In January 2019, Bergia Frites, a market-leading frozen french fry manufacturer in theNetherlands, agreed to integrate the CALLIFREEZE® system and test it on diverse cuts of potatoes. The impressive results in energy reduction make an important contribution to the sustainability of Bergia Frites’ plant. Edgar Meeuwissen, Bergia Frites CEO, anticipates an 18-month ROI period for his investment in CALLIFREEZE; for larger plants the savings would be even greater and the ROI quicker.

Because of CALLIFREEZE, we were able to raise the evaporation temperature by 3 degrees Celsius for our crinkle-cut fries, reducing our energy usage. This translates into a savings of about €41,000 per year, based on a company running a 10 tonnes/hour plant – all while maintaining product quality.– Edgar Meeuwissen, CEO Bergia Frites, the Netherlands

A peek behind the GEA R&D curtain

Creating wins for customers with start-ups

The R&D pipeline at GEA is always buzzing. In the area of alternative proteins, we continue to support producers and manufacturers in the insect industry, on both the food and the feed side.
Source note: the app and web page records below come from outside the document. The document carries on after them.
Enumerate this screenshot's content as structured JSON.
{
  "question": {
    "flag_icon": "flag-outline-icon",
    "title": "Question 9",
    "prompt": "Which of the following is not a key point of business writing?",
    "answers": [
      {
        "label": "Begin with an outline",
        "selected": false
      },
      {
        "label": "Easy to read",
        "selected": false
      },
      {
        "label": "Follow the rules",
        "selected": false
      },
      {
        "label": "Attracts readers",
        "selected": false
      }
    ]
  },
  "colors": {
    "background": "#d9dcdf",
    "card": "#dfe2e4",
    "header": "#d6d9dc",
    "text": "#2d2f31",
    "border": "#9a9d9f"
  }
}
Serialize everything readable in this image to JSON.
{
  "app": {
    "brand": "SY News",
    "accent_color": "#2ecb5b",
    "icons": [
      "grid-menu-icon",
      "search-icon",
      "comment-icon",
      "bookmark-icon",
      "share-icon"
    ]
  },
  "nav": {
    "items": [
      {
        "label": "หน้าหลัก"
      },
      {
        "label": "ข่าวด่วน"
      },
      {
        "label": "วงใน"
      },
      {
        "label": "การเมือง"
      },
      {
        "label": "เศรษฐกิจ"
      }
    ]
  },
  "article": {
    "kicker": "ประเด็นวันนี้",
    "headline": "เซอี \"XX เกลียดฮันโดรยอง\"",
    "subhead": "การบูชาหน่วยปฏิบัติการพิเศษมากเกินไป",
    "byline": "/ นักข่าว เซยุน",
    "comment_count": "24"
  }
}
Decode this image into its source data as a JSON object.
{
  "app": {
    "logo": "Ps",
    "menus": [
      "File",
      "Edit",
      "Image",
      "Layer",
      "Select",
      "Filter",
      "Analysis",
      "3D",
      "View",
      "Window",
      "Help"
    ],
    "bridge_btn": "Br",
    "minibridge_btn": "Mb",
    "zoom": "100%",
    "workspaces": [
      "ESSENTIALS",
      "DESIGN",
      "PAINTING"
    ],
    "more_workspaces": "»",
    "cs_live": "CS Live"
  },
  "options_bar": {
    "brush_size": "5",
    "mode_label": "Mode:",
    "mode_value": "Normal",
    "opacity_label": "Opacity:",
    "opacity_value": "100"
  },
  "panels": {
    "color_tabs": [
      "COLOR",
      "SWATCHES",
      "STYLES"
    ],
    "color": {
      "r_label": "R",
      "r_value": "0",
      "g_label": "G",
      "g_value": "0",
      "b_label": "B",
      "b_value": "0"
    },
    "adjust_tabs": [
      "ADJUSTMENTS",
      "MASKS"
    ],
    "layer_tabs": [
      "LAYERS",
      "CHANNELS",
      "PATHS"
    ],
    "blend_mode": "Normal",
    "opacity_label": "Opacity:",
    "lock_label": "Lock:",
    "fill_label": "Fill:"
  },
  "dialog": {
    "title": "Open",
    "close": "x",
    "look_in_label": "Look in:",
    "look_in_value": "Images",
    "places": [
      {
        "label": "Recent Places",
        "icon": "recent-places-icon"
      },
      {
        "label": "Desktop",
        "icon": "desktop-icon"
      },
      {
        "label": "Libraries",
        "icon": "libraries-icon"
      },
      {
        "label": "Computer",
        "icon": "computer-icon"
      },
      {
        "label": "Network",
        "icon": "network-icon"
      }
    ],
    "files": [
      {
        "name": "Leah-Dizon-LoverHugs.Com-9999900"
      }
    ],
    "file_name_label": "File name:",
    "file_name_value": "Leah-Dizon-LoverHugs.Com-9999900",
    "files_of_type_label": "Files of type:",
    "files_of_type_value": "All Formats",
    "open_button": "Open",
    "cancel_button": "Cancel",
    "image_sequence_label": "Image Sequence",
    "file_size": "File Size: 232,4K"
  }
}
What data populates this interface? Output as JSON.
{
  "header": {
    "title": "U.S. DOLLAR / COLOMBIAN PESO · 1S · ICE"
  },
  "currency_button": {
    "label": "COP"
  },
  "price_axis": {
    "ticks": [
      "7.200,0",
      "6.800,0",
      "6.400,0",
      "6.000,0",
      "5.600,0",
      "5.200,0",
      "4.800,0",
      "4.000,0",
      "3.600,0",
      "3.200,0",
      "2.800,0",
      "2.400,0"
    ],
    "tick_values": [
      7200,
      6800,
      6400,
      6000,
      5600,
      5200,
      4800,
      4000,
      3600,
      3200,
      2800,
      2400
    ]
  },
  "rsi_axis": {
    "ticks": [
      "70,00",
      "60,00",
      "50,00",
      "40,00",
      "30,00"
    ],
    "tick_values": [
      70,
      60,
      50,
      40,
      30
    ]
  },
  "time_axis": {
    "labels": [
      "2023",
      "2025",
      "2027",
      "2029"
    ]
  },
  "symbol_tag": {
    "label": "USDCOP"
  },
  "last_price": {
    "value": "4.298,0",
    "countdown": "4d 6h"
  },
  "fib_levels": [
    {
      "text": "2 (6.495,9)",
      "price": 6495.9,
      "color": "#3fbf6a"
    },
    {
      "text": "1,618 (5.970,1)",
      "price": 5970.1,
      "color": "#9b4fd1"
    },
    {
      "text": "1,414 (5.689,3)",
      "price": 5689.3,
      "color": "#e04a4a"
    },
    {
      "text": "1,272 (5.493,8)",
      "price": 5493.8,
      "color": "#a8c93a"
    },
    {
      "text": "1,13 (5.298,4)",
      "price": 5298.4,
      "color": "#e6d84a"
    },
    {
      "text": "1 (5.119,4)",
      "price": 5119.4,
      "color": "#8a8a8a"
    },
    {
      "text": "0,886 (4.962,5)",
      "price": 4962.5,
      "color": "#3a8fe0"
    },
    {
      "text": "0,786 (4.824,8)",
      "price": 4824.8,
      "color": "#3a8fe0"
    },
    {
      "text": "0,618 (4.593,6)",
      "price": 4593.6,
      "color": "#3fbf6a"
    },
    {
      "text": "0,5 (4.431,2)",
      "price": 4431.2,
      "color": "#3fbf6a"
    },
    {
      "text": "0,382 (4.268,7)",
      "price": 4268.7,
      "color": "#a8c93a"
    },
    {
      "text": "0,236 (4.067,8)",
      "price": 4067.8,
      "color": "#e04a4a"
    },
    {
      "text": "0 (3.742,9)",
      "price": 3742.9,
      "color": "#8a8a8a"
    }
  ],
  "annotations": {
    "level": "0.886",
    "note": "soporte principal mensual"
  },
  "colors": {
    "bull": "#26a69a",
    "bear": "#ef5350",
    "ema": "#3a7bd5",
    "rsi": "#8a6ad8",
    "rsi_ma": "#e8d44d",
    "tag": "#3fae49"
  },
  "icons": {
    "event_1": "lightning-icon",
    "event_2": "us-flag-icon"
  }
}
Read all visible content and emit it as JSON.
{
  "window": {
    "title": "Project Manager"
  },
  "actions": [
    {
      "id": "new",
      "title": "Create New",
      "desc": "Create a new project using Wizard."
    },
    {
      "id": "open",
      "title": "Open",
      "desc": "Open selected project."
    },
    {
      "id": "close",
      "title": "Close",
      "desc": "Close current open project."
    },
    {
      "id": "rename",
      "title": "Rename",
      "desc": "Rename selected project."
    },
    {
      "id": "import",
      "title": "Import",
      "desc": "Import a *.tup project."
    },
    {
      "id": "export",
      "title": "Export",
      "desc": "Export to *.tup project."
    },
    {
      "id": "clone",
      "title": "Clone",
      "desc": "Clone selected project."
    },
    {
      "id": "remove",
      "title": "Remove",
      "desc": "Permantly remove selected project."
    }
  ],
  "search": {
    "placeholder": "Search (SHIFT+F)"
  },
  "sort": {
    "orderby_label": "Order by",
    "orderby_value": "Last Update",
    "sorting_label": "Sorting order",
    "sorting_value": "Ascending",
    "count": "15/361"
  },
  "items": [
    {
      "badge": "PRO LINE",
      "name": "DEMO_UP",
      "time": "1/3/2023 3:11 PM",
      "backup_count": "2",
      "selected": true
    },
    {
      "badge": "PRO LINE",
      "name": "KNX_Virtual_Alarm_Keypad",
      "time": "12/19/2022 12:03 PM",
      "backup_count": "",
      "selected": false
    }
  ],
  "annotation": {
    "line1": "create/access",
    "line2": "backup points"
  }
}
Likewise, we are engaged in conversations with start-ups to see how we can help them scale up their alternative protein businesses with machine support and process know-how from our diverse test centers. GEA is also involved in initiatives, some EU-funded, to develop processes and technologies for the production of functional proteins and biomass from food processing side streams for use in other products to reduce CO2 and food production waste.  

Working with business incubator garage 33, which is connected to the University of Paderborn, we’re finding solutions to challenges faced by our marine customers. Together with UoP students, we’ve formed the corporate start-up, ZentriTec, which focuses on the use of sensor technology to support a more sustainable marine industry. Working in a dedicated garage33 co-creation space, where coaching is also available, made it possible to get the first prototype on board a ship for testing within 10 months of kicking off the project. The close cooperation with all parties, including the shipping customers, has meant these solutions were able to add real value quickly.

We’re also partnering with food tech intelligence start-up, Hungry Ventures who will help us obtain an ongoing and holistic view of food tech trends by developing a heat map from which GEA can plan its own R&D roadmap. “Our goal at GEA,” explains Deis, “is to be fit for changes and disruptions that might have monumental impacts on our business and our customer’s business. The past reveals little about what future needs will be, so we need to move beyond mere extrapolation – beyond our comfort zone. This means not only focusing on solving challenges for existing customers, but also identifying who our future customers might be and how we can support them as well.”